● Your task:
An exact repetition of all the entries that follow is required.

● Provided data:
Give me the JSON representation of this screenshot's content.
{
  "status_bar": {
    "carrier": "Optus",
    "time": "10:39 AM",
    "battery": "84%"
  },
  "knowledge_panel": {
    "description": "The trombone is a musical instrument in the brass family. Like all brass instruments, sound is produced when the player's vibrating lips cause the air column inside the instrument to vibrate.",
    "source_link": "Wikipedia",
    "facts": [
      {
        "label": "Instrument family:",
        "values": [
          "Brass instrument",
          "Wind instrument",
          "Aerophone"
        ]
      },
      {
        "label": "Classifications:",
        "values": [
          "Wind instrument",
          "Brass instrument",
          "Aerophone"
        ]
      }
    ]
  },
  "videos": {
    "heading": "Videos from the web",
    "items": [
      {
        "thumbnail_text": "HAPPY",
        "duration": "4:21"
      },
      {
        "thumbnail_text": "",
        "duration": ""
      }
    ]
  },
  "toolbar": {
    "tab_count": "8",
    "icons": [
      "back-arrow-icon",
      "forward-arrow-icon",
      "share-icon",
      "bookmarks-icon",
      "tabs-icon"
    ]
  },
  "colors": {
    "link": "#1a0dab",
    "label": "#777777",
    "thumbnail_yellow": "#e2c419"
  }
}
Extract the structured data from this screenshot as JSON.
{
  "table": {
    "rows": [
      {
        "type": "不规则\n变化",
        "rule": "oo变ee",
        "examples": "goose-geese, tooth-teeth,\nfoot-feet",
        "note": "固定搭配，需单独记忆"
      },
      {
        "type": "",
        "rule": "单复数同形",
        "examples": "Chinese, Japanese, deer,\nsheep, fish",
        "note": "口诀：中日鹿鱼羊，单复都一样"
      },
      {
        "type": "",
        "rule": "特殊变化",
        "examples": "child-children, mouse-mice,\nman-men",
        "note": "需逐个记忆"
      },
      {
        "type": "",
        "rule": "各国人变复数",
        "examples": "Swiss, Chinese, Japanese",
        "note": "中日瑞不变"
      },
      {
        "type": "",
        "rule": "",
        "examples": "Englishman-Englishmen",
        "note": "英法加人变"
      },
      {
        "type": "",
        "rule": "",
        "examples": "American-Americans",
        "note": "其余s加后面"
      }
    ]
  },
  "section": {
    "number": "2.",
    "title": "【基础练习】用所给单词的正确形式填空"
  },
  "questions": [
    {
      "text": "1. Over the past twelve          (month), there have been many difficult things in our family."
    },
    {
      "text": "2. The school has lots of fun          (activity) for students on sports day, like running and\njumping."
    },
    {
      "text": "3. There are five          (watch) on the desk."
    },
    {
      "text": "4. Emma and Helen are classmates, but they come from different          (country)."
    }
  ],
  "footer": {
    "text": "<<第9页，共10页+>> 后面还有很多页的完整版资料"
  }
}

● Solution:
Give me the JSON representation of this screenshot's content.
{
  "status_bar": {
    "carrier": "Optus",
    "time": "10:39 AM",
    "battery": "84%"
  },
  "knowledge_panel": {
    "description": "The trombone is a musical instrument in the brass family. Like all brass instruments, sound is produced when the player's vibrating lips cause the air column inside the instrument to vibrate.",
    "source_link": "Wikipedia",
    "facts": [
      {
        "label": "Instrument family:",
        "values": [
          "Brass instrument",
          "Wind instrument",
          "Aerophone"
        ]
      },
      {
        "label": "Classifications:",
        "values": [
          "Wind instrument",
          "Brass instrument",
          "Aerophone"
        ]
      }
    ]
  },
  "videos": {
    "heading": "Videos from the web",
    "items": [
      {
        "thumbnail_text": "HAPPY",
        "duration": "4:21"
      },
      {
        "thumbnail_text": "",
        "duration": ""
      }
    ]
  },
  "toolbar": {
    "tab_count": "8",
    "icons": [
      "back-arrow-icon",
      "forward-arrow-icon",
      "share-icon",
      "bookmarks-icon",
      "tabs-icon"
    ]
  },
  "colors": {
    "link": "#1a0dab",
    "label": "#777777",
    "thumbnail_yellow": "#e2c419"
  }
}
Extract the structured data from this screenshot as JSON.
{
  "table": {
    "rows": [
      {
        "type": "不规则\n变化",
        "rule": "oo变ee",
        "examples": "goose-geese, tooth-teeth,\nfoot-feet",
        "note": "固定搭配，需单独记忆"
      },
      {
        "type": "",
        "rule": "单复数同形",
        "examples": "Chinese, Japanese, deer,\nsheep, fish",
        "note": "口诀：中日鹿鱼羊，单复都一样"
      },
      {
        "type": "",
        "rule": "特殊变化",
        "examples": "child-children, mouse-mice,\nman-men",
        "note": "需逐个记忆"
      },
      {
        "type": "",
        "rule": "各国人变复数",
        "examples": "Swiss, Chinese, Japanese",
        "note": "中日瑞不变"
      },
      {
        "type": "",
        "rule": "",
        "examples": "Englishman-Englishmen",
        "note": "英法加人变"
      },
      {
        "type": "",
        "rule": "",
        "examples": "American-Americans",
        "note": "其余s加后面"
      }
    ]
  },
  "section": {
    "number": "2.",
    "title": "【基础练习】用所给单词的正确形式填空"
  },
  "questions": [
    {
      "text": "1. Over the past twelve          (month), there have been many difficult things in our family."
    },
    {
      "text": "2. The school has lots of fun          (activity) for students on sports day, like running and\njumping."
    },
    {
      "text": "3. There are five          (watch) on the desk."
    },
    {
      "text": "4. Emma and Helen are classmates, but they come from different          (country)."
    }
  ],
  "footer": {
    "text": "<<第9页，共10页+>> 后面还有很多页的完整版资料"
  }
}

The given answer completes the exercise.